- The papalist claim that the Council of Constance “became a legitimately assembled council only after the Roman claimant, Gregory XII, as part of the deal involved in his resignation in July 1415, was permitted by the council to convoke it also falls by the wayside.” Professor Oakley notes two things here: first, the council’s overriding concern was unity and not succession and secondly, during the previous year the Council had received ambassadors from both Gregory XII and Benedict XIII as “papal delegates” conferring a status on them reflective of the council’s estimation of who they were representing. The final point in regard to the papalist claim here described is that all of the Fathers at Constance had accepted the decision of the Council of Pisa which deposed both the Roman and French popes.
- The third issue is “conciiliar theory itself”. The papalist claims have been that conciliarism was an accident in history that sprung up quickly and receded in a similar manner. I find it interesting that no less an historically vibrant character as Torquemada advanced just such a theory! (Anyone want to side with the Inquisition?) But Dr. Oakley cites the work of Brian Tierney as having documented the bona fides of conciliarism back to the early church. It turns out that conciliarism has “deep (and impeccably orthodox) roots in history.”
Professor Oakley’s conclusion is that after centuries of censorship and avoidance the time has come for the Roman Church to own it’s history:
…what is not in doubt is the urgent need for contemporary Catholic theologians to accept the fact that doctrinal rupture or radically discontinuous change has in the past been an unquestionable reality in the life of the church and that condeded, to undertake the bracing challenge of coming to terms with that intractable fact.[xvi]
I will end here with a quote used by Dr. Oakley near the beginning of his wonderful essay. It succinctly captures the dilemna posed by the councils of Pisa, Constance, Basel and Vatican I.
The past isn’t what it used to be. – Yogi Berra
[i] Dr. Garry Wills prefers the term “Stuctures of Deceit” which may be nearer the truth. See Wills, Garry: Papal Sin: Structures of Deceit. New York, Doubleday Books, 2000.

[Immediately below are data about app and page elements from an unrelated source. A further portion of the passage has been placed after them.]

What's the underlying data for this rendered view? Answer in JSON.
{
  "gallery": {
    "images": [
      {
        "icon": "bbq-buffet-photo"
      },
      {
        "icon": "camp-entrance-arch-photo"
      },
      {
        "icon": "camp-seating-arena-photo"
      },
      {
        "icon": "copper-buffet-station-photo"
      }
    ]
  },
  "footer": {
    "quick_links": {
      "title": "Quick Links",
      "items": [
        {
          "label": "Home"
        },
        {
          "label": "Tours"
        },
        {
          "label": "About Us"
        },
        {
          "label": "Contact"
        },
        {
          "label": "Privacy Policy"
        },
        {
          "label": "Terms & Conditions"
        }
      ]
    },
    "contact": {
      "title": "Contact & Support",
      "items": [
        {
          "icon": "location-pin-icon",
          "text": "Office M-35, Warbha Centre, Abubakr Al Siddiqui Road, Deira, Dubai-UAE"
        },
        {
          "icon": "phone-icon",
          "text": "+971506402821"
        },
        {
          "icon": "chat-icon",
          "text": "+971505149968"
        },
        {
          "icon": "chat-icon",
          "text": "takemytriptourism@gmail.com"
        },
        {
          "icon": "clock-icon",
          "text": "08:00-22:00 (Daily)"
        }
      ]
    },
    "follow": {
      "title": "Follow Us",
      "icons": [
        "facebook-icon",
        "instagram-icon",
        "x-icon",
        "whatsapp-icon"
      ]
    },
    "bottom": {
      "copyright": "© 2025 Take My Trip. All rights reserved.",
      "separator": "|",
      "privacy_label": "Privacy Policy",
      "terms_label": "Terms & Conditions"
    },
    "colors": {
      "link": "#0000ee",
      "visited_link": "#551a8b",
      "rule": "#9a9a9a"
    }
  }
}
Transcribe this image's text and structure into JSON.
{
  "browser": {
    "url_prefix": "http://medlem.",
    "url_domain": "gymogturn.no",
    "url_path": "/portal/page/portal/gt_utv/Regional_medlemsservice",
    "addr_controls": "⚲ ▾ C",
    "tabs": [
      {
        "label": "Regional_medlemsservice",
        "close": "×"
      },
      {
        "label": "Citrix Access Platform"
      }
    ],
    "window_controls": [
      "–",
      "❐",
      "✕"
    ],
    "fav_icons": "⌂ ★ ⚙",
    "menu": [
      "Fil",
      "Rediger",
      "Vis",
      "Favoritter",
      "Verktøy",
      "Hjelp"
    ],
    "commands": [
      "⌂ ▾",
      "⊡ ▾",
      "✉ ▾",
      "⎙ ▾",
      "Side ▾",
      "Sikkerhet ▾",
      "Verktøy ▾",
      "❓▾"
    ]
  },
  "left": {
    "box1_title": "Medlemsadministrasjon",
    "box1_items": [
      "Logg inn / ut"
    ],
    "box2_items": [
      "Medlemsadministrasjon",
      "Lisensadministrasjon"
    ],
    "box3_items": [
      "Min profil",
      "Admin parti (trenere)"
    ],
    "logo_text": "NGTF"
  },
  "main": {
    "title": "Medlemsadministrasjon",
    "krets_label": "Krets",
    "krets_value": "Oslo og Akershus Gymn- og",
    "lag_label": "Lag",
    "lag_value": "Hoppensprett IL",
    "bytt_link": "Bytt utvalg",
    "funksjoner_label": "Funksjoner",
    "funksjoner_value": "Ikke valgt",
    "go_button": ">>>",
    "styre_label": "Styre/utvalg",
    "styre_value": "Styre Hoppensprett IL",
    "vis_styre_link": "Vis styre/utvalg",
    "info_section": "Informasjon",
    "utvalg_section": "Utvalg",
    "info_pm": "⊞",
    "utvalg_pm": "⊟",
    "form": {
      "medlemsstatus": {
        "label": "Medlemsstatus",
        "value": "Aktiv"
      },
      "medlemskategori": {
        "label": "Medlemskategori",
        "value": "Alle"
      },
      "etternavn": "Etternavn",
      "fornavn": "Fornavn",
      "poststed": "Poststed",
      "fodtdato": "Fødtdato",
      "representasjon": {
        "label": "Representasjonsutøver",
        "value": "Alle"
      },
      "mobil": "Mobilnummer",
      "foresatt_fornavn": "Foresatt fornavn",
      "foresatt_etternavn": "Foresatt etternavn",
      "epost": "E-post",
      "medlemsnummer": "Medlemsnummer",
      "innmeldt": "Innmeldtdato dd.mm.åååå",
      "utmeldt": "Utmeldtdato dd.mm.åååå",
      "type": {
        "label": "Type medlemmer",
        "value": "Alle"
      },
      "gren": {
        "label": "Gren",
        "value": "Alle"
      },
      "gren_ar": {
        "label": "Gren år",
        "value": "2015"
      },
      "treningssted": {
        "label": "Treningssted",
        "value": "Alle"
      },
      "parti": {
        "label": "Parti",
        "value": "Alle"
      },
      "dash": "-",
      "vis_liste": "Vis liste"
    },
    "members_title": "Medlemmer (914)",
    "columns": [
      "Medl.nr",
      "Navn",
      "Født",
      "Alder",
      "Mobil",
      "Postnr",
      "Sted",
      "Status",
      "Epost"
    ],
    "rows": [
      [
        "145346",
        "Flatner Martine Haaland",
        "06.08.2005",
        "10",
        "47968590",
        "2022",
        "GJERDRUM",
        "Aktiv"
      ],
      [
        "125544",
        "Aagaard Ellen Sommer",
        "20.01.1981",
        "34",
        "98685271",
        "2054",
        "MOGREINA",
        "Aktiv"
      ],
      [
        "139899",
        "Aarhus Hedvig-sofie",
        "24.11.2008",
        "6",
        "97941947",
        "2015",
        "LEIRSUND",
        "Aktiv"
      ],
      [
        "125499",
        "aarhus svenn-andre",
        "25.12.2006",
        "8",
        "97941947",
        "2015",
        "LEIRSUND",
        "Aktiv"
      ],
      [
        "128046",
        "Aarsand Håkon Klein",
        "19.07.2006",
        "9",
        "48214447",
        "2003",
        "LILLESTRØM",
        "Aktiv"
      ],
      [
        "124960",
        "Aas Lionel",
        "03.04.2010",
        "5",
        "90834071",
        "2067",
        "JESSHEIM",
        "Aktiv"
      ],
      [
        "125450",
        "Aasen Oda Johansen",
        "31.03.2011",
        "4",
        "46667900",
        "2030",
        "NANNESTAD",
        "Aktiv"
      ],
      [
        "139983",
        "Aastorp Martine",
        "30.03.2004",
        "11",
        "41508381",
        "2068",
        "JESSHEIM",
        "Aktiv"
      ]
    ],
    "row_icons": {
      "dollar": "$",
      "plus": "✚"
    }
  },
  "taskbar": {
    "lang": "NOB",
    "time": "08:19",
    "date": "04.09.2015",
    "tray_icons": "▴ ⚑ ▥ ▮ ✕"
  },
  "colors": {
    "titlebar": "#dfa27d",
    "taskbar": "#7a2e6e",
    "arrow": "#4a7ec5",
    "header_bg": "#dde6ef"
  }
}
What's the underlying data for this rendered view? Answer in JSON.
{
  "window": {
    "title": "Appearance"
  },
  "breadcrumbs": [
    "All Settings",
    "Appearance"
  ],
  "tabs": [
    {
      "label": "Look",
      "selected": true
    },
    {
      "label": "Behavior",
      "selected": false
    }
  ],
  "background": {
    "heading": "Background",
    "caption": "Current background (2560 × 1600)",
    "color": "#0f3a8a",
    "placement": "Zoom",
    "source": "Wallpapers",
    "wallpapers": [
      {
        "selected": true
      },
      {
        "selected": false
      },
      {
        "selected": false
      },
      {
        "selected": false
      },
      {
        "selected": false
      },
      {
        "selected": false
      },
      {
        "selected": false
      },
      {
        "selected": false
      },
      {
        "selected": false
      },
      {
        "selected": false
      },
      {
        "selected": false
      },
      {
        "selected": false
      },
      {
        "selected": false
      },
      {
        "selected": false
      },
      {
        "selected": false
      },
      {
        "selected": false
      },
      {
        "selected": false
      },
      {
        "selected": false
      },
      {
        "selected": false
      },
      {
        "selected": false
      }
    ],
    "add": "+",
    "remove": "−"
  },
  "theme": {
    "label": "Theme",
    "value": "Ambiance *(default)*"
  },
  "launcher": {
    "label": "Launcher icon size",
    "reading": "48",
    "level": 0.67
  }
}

[ii] See Calvin’s “Prefatory Address to His Most Christian Majesty, the Most Might and Illustrious Monarch, Francis, King of the French, His Sovereign” which were included as introductory to the Institututes of the Christian Religion. http://www.ccel.org/ccel/calvin/institutes.ii.viii.html
[iii] First Dogmatic Constitution of the Church(Decrees of Vatican I). Session IV, Chapter 2. July 18, 1870. http://www.papalencyclicals.net/Councils/ecum20.htm#Chapter 1 On the institution of the apostolic primacy in blessed Peter
[iv] Lacey, Michael J. and Francis Oakley. The Crisis of Authority in Catholic Modernity. New York, Oxford University Press; 2011
[v] Oakley Francis. “History and the Return of the Repressed in Catholic Modernity: The Dilemma Posed by Constance” in Lacey and Oakley op. cit., pages 29-58.
[vi] De fide or “of the faith” represents a level of commitment that Roman Catholics must make to teachings so described. To question or modify a “de fide” doctrine is to place oneself outside of the Catholic faith.
[vii] Oakley, op. cit., kindle location 621
[viii] Noonan, John T. A Church That Can and Cannot Change: The Development of Catholic Moral Teaching. (Notre Dame; University of Notre Dame Press, 2005; as quoted in Lacey and Oakley op. cit. Noonan is undoubtedly referring to the matter of “natural” family planning which is now acceptable but historically had been prohibited in the Roman communion.
[ix] Oakley, op. cit. kindle location 677.
[x] Oakley, op. cit. kindle location 689.
[xi] Oakley, op. cit. kindle location 765.
[xii] Oakley, kindle location 788.
[xiii] Oakley, kindle location 789.
[xiv] Oakley, kindle location 819
[xv] Oakley, kindle location 855
[xvi] Oakley, kindle location 1041